There’s been a few questions around the various survival and prep forums, as well as a few questions dropped in the comments section here that could also be related, about how one would handle refugees, beggars and overall charity after TSHTF.
It’s been years since this because a problem here so I’ll just tell how things happened in my country and how I’ve been handling these kind of situations.
With a large portion of the middle class turning poor and the already poor people becoming derelicts, the amount of people roaming around begging increased tremendously.
It’s not just people outside supermarkets begging for some food, they go home to home, stop you on the street.
Maybe you’ve already noticed an increasing number of people begging or panhandling outside supermarkets, grocery stores and gas stations.
Tip: Just wait until it gets worse and managers notice clients don’t feel comfortable there anymore. They’ll have security kicking them out before they get close to the establishment.
On the street, even if you are a charitable person, you really do NOT want to get used to stopping and listening to any beggar you come across. Not only will you be loosing a couple hours of your day when the amount of beggars increases, most of them with very tragic stories, but you’ll also turn yourself into a favorite target of any criminal that is just looking to distract you while an accomplice hits you over the head or stanches you bag/purse/pack/briefcase.
But what about people going door to door?
As things gets worse this turns into something you have to deal with, you just can’t avoid people standing at your door and start ringing the bell.
Here’s where fact and fiction part ways.
In an ideal world, we would all hand out some kind of help to these poor souls, at least a bit to each as long as we can afford it.
Fact: Even Bill Gates can’t afford the endless line he’d face at his door front once the word gets around that a particular charitable person is willing to listen to their troubles and offer some help.
Old people, kids, cripples, sick, people with true heart braking stories, they show up almost on daily basis at the door. Add to these sincere people, those that are just bums or addicts looking to make some coin, or the dedicated con men that send kids around asking for money.
You do not have time to help everyone. There’s so many of them, just listening to half of them will take most of your weekend.
The way I handle it?
Most of the time I don’t even answer the door if I don’t recognize who’s out there.
I want to spend time with my family when I’m home, not answer the door all day.
In some occasions, when there are kids, I offer them some food.
If they refuse the food I know that they are not that hungry and more than likely the money isn’t even for them, but for some addict parent or relative that exploits them.

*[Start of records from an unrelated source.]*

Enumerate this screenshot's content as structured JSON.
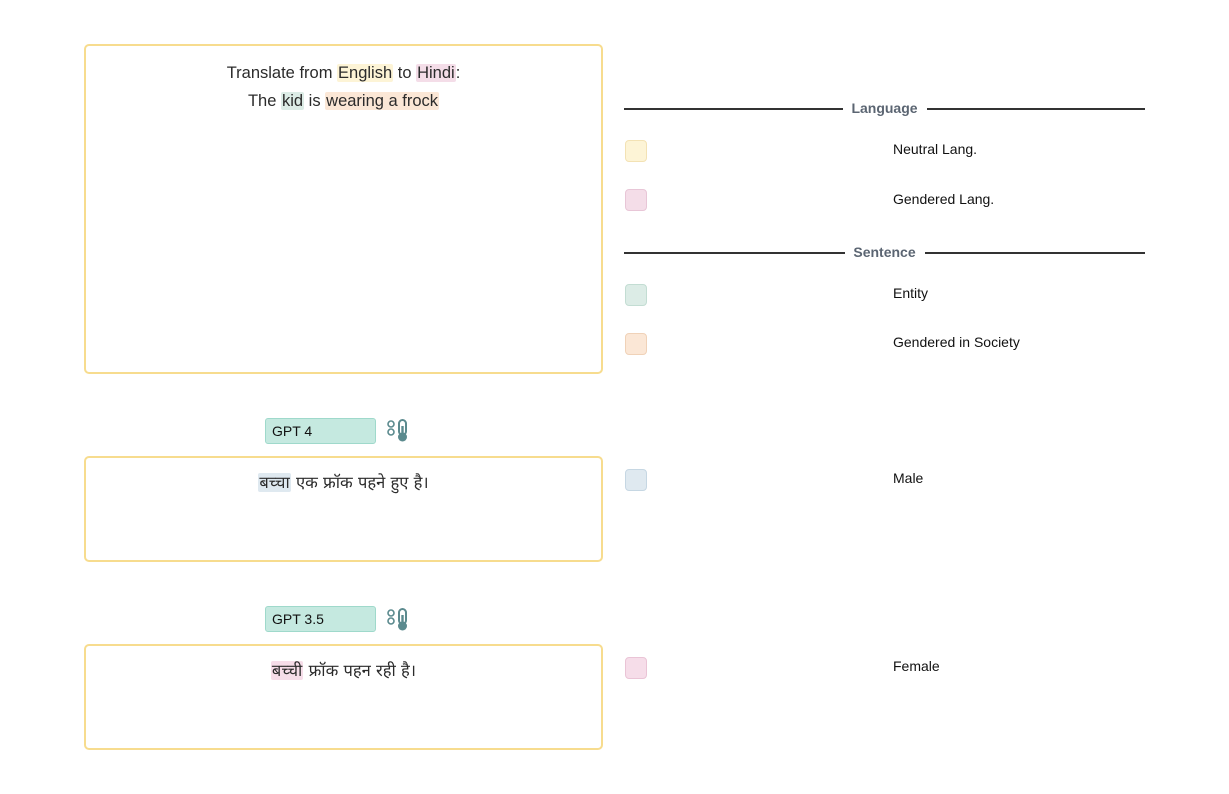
{
  "prompt": {
    "line1": {
      "before": "Translate from ",
      "src_lang": "English",
      "middle": " to ",
      "tgt_lang": "Hindi",
      "after": ":"
    },
    "line2": {
      "before": "The ",
      "entity": "kid",
      "middle": " is ",
      "gendered_phrase": "wearing a frock"
    }
  },
  "outputs": [
    {
      "model": "GPT 4",
      "temperature_icon": "thermometer-icon",
      "highlight": "बच्चा",
      "rest": " एक फ्रॉक पहने हुए है।"
    },
    {
      "model": "GPT 3.5",
      "temperature_icon": "thermometer-icon",
      "highlight": "बच्ची",
      "rest": " फ्रॉक पहन रही है।"
    }
  ],
  "legend": {
    "language_heading": "Language",
    "sentence_heading": "Sentence",
    "items": [
      {
        "label": "Neutral Lang.",
        "color": "#fdf4d6"
      },
      {
        "label": "Gendered Lang.",
        "color": "#f4dde8"
      },
      {
        "label": "Entity",
        "color": "#dcece6"
      },
      {
        "label": "Gendered in Society",
        "color": "#fbe7d6"
      },
      {
        "label": "Male",
        "color": "#dfe9f0"
      },
      {
        "label": "Female",
        "color": "#f6dde9"
      }
    ]
  },
  "colors": {
    "box_border": "#f7dc8e",
    "model_tag_bg": "#c5e9e0",
    "separator_text": "#5b6572"
  }
}
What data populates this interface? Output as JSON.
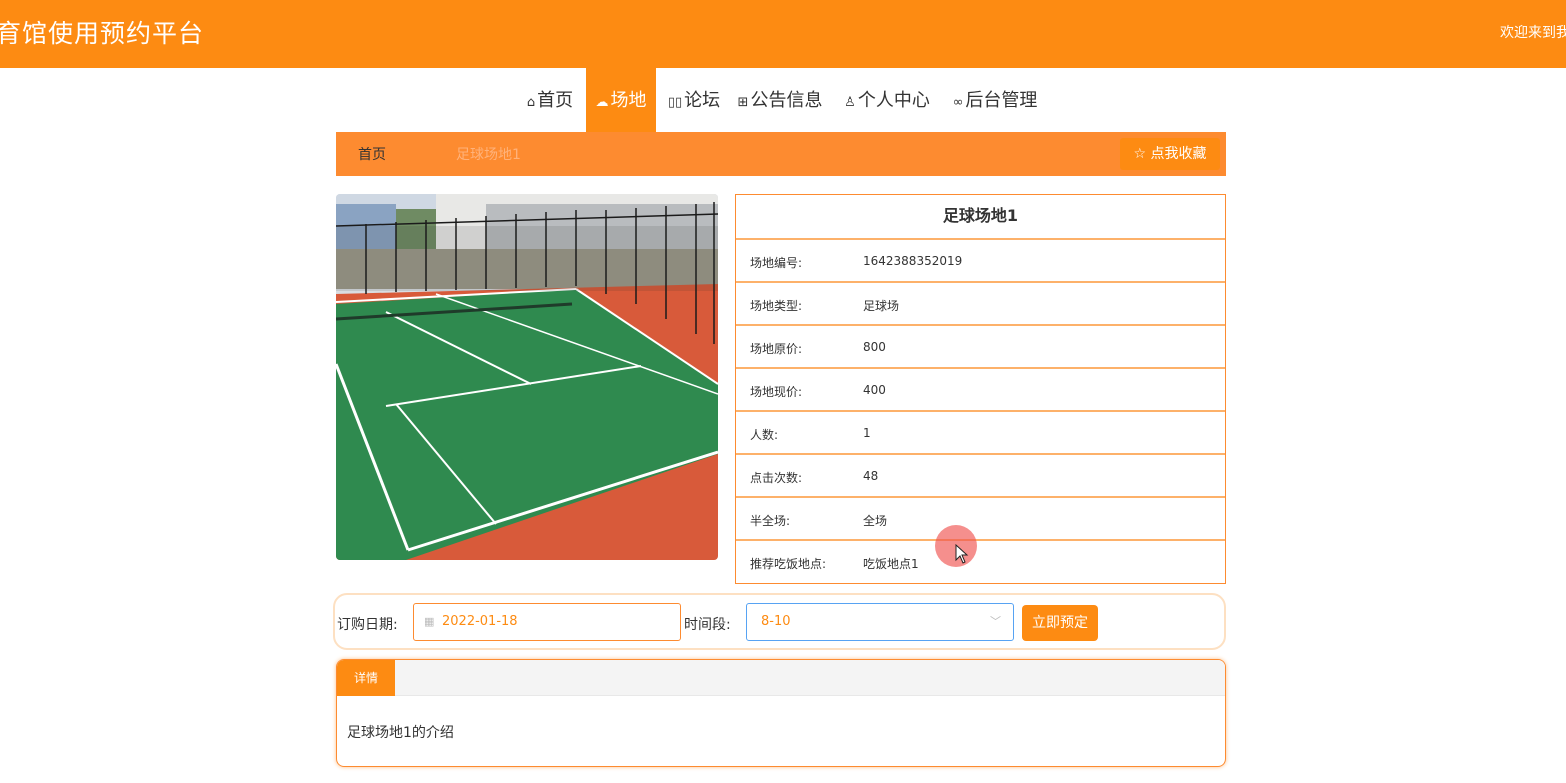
{
  "header": {
    "site_title": "育馆使用预约平台",
    "welcome_text": "欢迎来到我"
  },
  "nav": {
    "items": [
      {
        "icon": "home-icon",
        "glyph": "⌂",
        "label": "首页"
      },
      {
        "icon": "cloud-icon",
        "glyph": "☁",
        "label": "场地"
      },
      {
        "icon": "forum-icon",
        "glyph": "▯▯",
        "label": "论坛"
      },
      {
        "icon": "gift-icon",
        "glyph": "⊞",
        "label": "公告信息"
      },
      {
        "icon": "user-icon",
        "glyph": "♙",
        "label": "个人中心"
      },
      {
        "icon": "link-icon",
        "glyph": "∞",
        "label": "后台管理"
      }
    ],
    "active_index": 1
  },
  "breadcrumb": {
    "home": "首页",
    "current": "足球场地1",
    "favorite_label": "☆ 点我收藏"
  },
  "venue": {
    "name": "足球场地1",
    "fields": [
      {
        "label": "场地编号:",
        "value": "1642388352019"
      },
      {
        "label": "场地类型:",
        "value": "足球场"
      },
      {
        "label": "场地原价:",
        "value": "800"
      },
      {
        "label": "场地现价:",
        "value": "400"
      },
      {
        "label": "人数:",
        "value": "1"
      },
      {
        "label": "点击次数:",
        "value": "48"
      },
      {
        "label": "半全场:",
        "value": "全场"
      },
      {
        "label": "推荐吃饭地点:",
        "value": "吃饭地点1"
      }
    ]
  },
  "order": {
    "date_label": "订购日期:",
    "date_value": "2022-01-18",
    "time_label": "时间段:",
    "time_value": "8-10",
    "book_label": "立即预定"
  },
  "detail": {
    "tab_label": "详情",
    "content": "足球场地1的介绍"
  },
  "colors": {
    "accent": "#fd8b12",
    "court_green": "#2f8a4f",
    "court_red": "#d85a3a"
  }
}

I should mention here as well, that as the old saying goes, no good deed goes unpunished. So IF I answer the door, I’m doing so armed, and talking through the grating metal fence, since many times kids are used as bait for grownups to brake in.
I usually end up with boxes of chocolates and sweets neither of us actually likes, and that’s what I usually end up giving away to the kids. Either that or some pudding cake, or some other food they can eat right there, before getting home where the parent will more than likely take it away form them for himself or to sell.
If I helped a kid one day and the following they other show up, I either tell them that I can’t help or I don’t even answer the door. That way I avoid a reputation and the constant bagging that would come along with it.
This is a touchy issue and religion and the “Christian thing to do” comes into play, but unless you realize how many desperately poor people are out there, you really don’t know how impossible it is, to help everyone.
Once you realize the magnitude of the social poverty, you understand like I do that you can’t help everyone.
It’s much better to refuse this kind of begging that could get out of control, and find other ways to help if that what you want to do.
Once or twice a year, I take the clothes we don’t use anymore to the small local Catholic church.
There they make sure the most needy families get what they need, and the charity is distributed much better among those that need it the most.
So, watch out who you answer your door to, don’t open it unless you have another barrier (tall fence) or else deal through a window, give out charity only occasionally, NEVER give them money, no matter what story they come up with ( need meds for my dieing son among others I’ve heard) and if possible give away food that can be eaten right away.